- Convenience-oriented treatment – Users may assume that entering a month-long intensive inpatient treatment program followed by several months of outpatient treatment is sufficient to overcome their addiction. Unfortunately, this idealistic and unfounded assumption sets the stage for early relapse. Treatment for heroin addiction is a long and arduous process that can last for years and, in some cases, requires permanent treatment.
IMPROVING YOUR CHANCES
The most effective approach to heroin treatment is based on an empirically proven strategy that involves mandatory inpatient detox plus concurrent pharmacological intervention. This popular heroin treatment, commonly referred to as medication-assisted treatment (MAT), provides a solid foundation for evidence-based recovery. MAT is implemented only after a comprehensive medical and psychiatric evaluation by a team of licensed professionals using a variety of trusted tools such as the Clinical Opiate Withdrawal Scale (COWS). MAT may include the following medications in addition to whatever supplemental medications are necessary to treat co-occurring anxiety and depression-related disorders:
- Suboxone – Used early in symptom onset, this combination of buprenorphine and naloxone (an opiate antagonist) is frequently used to help prevent intravenous buprenorphine abuse. This clinically proven medication for heroin dependence significantly lowers the risk of precipitated withdrawal. Suboxone activates the same neurological receptors as heroin and is generally well-tolerated.

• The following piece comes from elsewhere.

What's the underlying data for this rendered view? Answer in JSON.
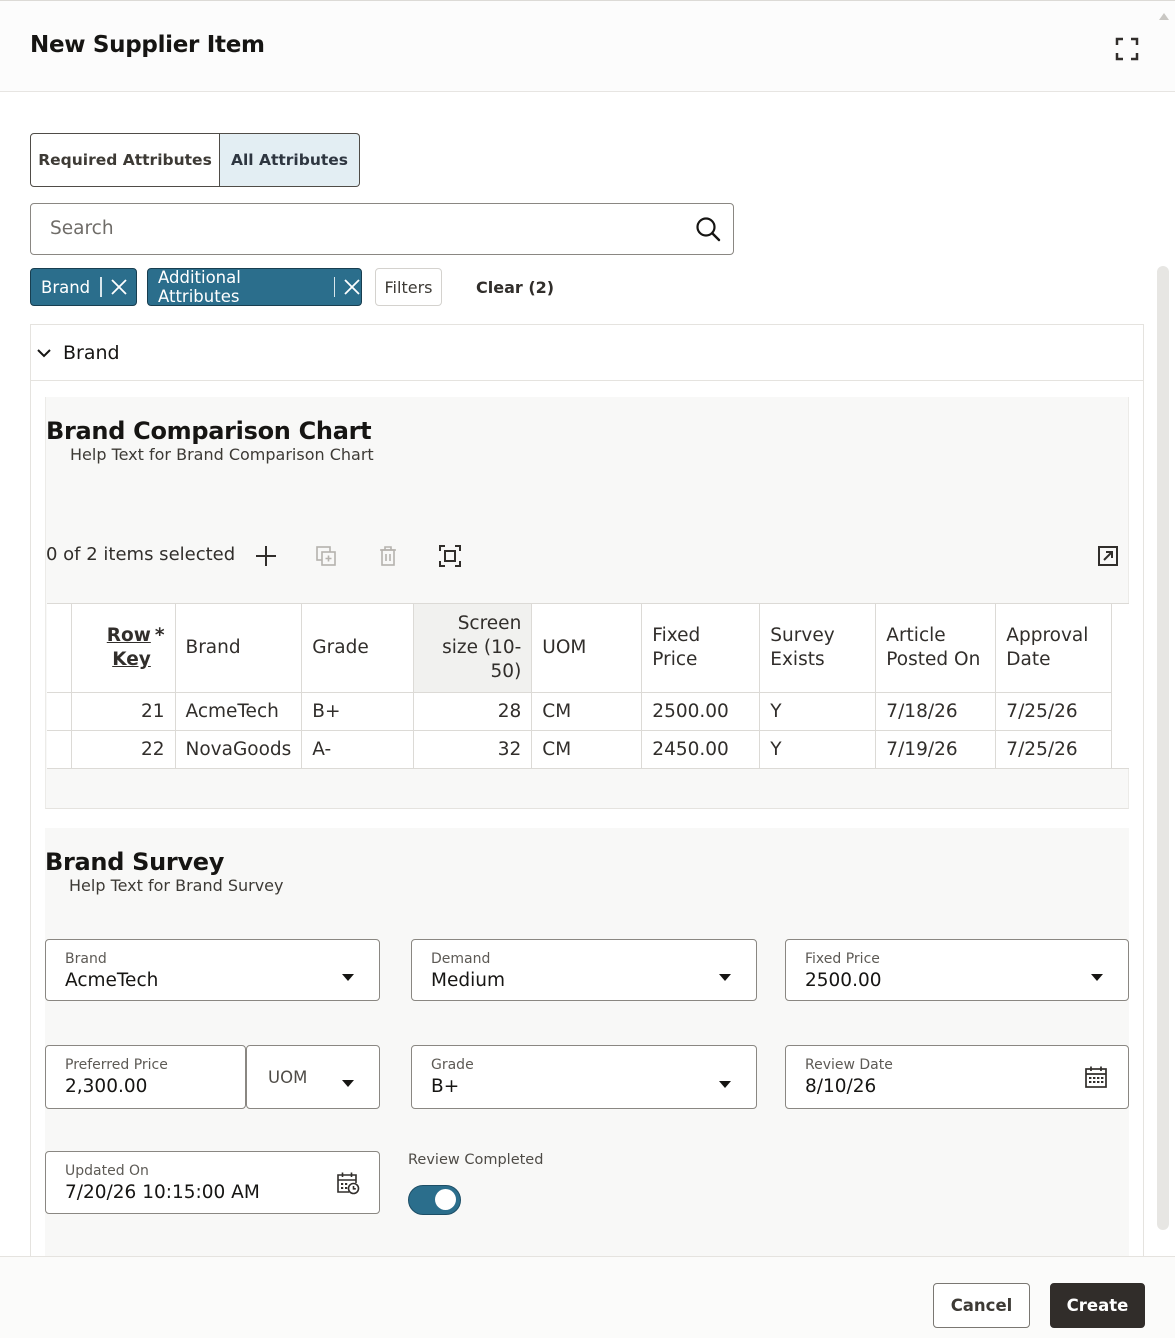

- Vivitrol – An injectable prescription variety of naltrexone that helps control cravings and stabilize psychological and physiological processes. The drug is available in both pill and once-per-month injectable form and works by blocking opiate receptors in the brain, noticeably diminishing the euphoric effects associated with heroin.
- Methadone – Used for over 25 years to treat heroin addiction, its use is highly regulated and based upon strict medical authorization and need. Because of its association with high rates of abuse, the drug is controversial in treating opiate addiction.
If you or someone you love is struggling with heroin addiction, call a substance abuse professional or a treatment center today. Heroin addiction is a chronic, relapsing condition that requires aggressive, evidence-based treatment as early as possible in order to be effective. Delaying treatment is never advisable and leads to a multitude of unnecessary risks and complications. Treatment delayed is often treatment lost, and time is a luxury you just can’t afford.
For more about heroin addiction and recovery, check out these related articles:
- The Real Cost of Addiction
- Alternative Methods for Managing Pain without Opiates
- Is There a Cure for Addiction?
- The Science of Drug Addiction
The Pharmaceutical Journal. Heroin abuse: breaking the cycle. Jun, 2015.
American Journal of Preventative Medicine. Geographic Variation in Opioid and Heroin Involved Drug Poisoning Mortality Rates. Dec, 2017.
Journal of Urban Health. Heroin overdose: Research and evidence-based intervention. Jun, 2003.
Journal of Addictive Behaviors. Increased use of heroin as an initiating opioid of abuse. Nov, 2017.
North Carolina Medical Journal (NCMJ). Heroin and Fentanyl Trafficking Trends. May, 2018.
Harm Reduction Journal. Policy makers ignoring science and scientists ignoring policy: the medical and ethical challenges of heroin treatment. April, 2006.